Within this journey through the darkness there was love and hope and beauty. I also found both the darkness and the beauty inside my self. And for a moment they merged into a sort of sweet sorrow.
Now I am seeking a way not to condone yet not to abhor the violence around me. I wonder if I can use it to seek the violence in me and use its dark mud to grow the golden flowers of light.
I have noticed my own tendency to see Transpersonal films in terms of films of light and not of darkness. Yet now I can think of several films, which are clearly transpersonal odysseys through darkness. There are films which show the triumph of the human spirit through the dark horrors of existence (Schindler's List, 1993); films which take us to the horrors and madness deep inside us (Apocalypse Now, 1979); and films which take us through the darkness of our minds on our way to the light (Jacob's Ladder, 1990).

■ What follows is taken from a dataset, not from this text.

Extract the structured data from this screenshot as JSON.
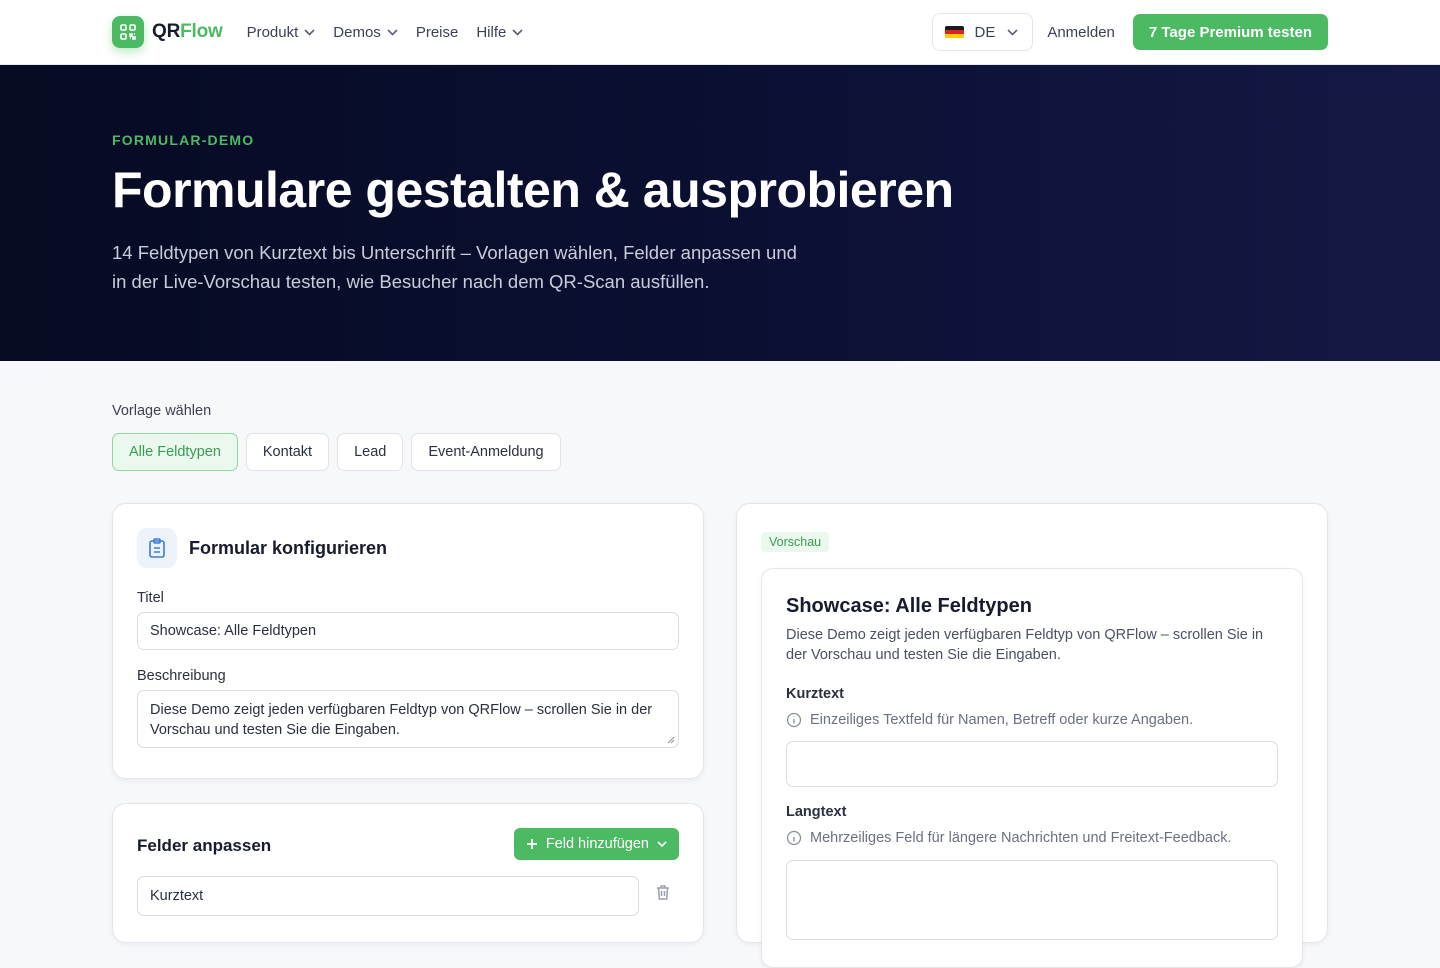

But perhaps every journey through darkness and violence can be consciously used for our own healing. And perhaps as we make this journey and face our fears, the external manifestations will dissolve into the golden lotus growing up from the dark mud.

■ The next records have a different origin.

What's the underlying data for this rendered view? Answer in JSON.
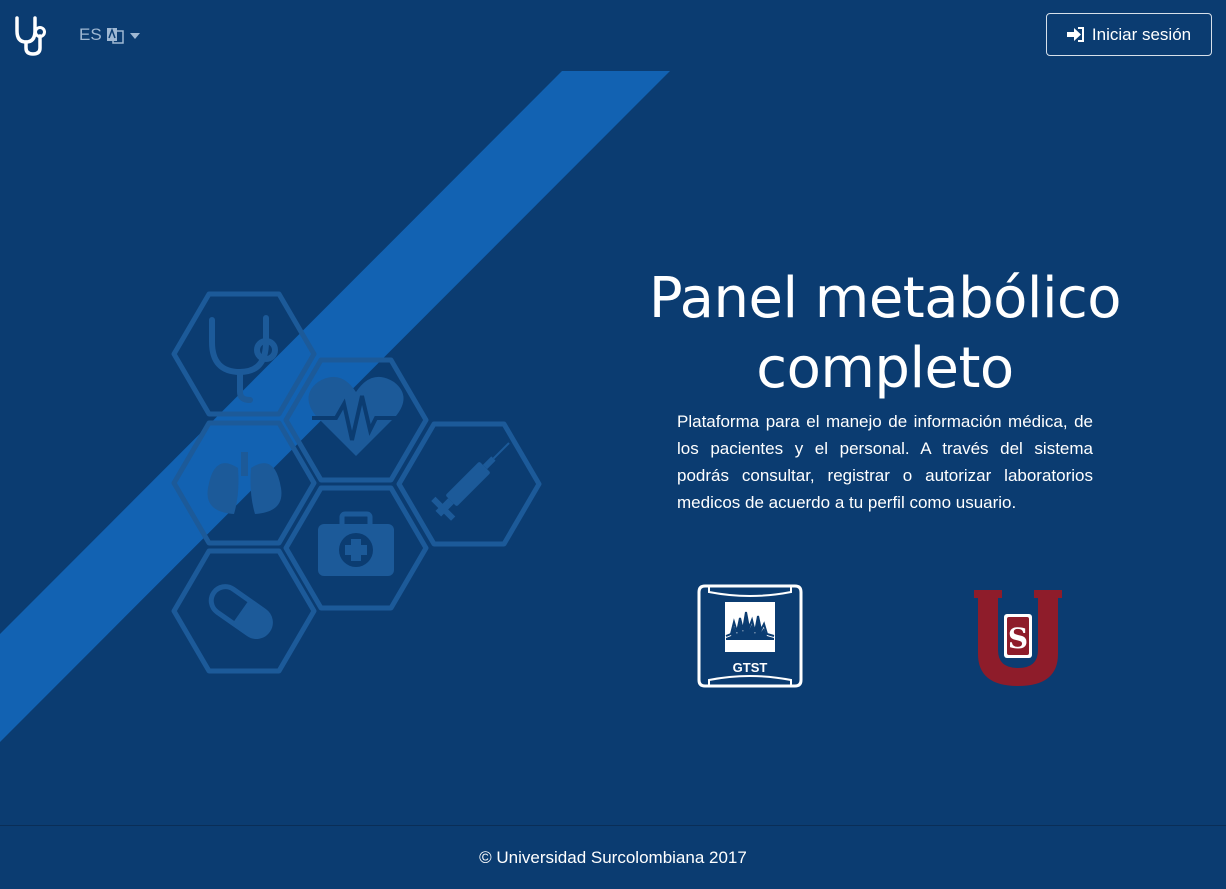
{
  "navbar": {
    "brand_icon": "stethoscope-icon",
    "language": {
      "code": "ES",
      "icon": "language-icon"
    },
    "login_button": {
      "label": "Iniciar sesión",
      "icon": "sign-in-icon"
    }
  },
  "hero": {
    "title_line1": "Panel metabólico",
    "title_line2": "completo",
    "description": "Plataforma para el manejo de información médica, de los pacientes y el personal. A través del sistema podrás consultar, registrar o autorizar laboratorios medicos de acuerdo a tu perfil como usuario.",
    "illustration_icons": [
      "stethoscope-icon",
      "heartbeat-icon",
      "lungs-icon",
      "syringe-icon",
      "first-aid-kit-icon",
      "pill-icon"
    ],
    "logos": [
      {
        "name": "gtst-logo",
        "text": "GTST"
      },
      {
        "name": "usco-logo",
        "text": "S"
      }
    ]
  },
  "footer": {
    "copyright": "© Universidad Surcolombiana 2017"
  },
  "colors": {
    "background": "#0b3c71",
    "stripe": "#1262b2",
    "hex_outline": "#1c5a99",
    "usco_red": "#8e1c2a",
    "text": "#ffffff",
    "muted": "#9fb8d3"
  }
}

(Originally published in Focus: The Quarterly Newsletter of the Institute of Transpersonal Psychology, Winter, 2-3, 1994)
It's a Wonderful Life (1946)
In the particular case of film, we have a medium steeped in alchemy, mythology, illusion, magic, and transcendence. When audiences first saw the image of a speeding train projected on a screen in front of them, they leaped from their seats and ran out of the theater screaming. A French magician made films in which people disappeared, became transparent, and flew to the moon. Like an ancient religious ritual we enter a darkened place in silence. As we sit before the giant alter, a great light slices the darkness and transforms the two-dimensional screen before us into a three-dimensional world.
Beyond the transpersonal nature of the medium itself, are some films more transpersonal than others? Surely films about angels (It's A Wonderful Life, 1946), life after death (Ghost, 1990), altered states (Altered States, 1980), dreams (Kurosawa's Dreams, 1990), archetypes (Star Wars, 1977), UFO phenomena (E.T.: The Extraterrestrial, 1982), mystical realities (The Last Wave, 1977) or religious experiences (The Last Temptation of Christ, 1988) are transpersonal in their content. And films that deal with shifts in temporal and spatial reality, like Field of Dreams (1989) and Groundhog Day (1993), weave the transpersonal into the dramatic structure itself. Then there are the films which embrace the transpersonal in the visual form as well as through the subject content and dramatic structure. In films like Wim Wenders' Wings of Desire (1987) and Lawrence Kasden's Grand Canyon (1991) the camera transcends all boundaries, moving through walls and floating through the air to capture the visceral reality of these other realms. Of course these categories tend to overlap and most transpersonal films are a combination of these elements.
I believe there is also a more subtle way that the transpersonal enters the cinema. There are films that move us in ways that are beyond just the stimulation of thoughts, ideas and emotions; beyond content, drama and form. These films cause a subtle shift inside us, they touch us on the level of soul or spirit. Sometimes these films deal directly with transpersonal realms; sometimes they are simple films about love and the human spirit; sometimes they are dark journeys into the underworld.
The power of these films seems to depend on the intersection of our own life's journey with the journey of the film. When this connection is made it seems as though this film was made for us. A chill moves through us and the notion of a grand design touches our awareness. In this way any film becomes transpersonal. From great works of filmic art to pop culture escapist adventures. Somehow the divine seems to be woven into the light of the movie projector. As the images and sounds dance before us, our realities and projections meet. Sometimes we are moved and entertained . . . and sometimes we are transformed.
(Originally published in Focus: The Quarterly Newsletter of the Institute of Transpersonal Psychology, Fall, 1-2, 1993)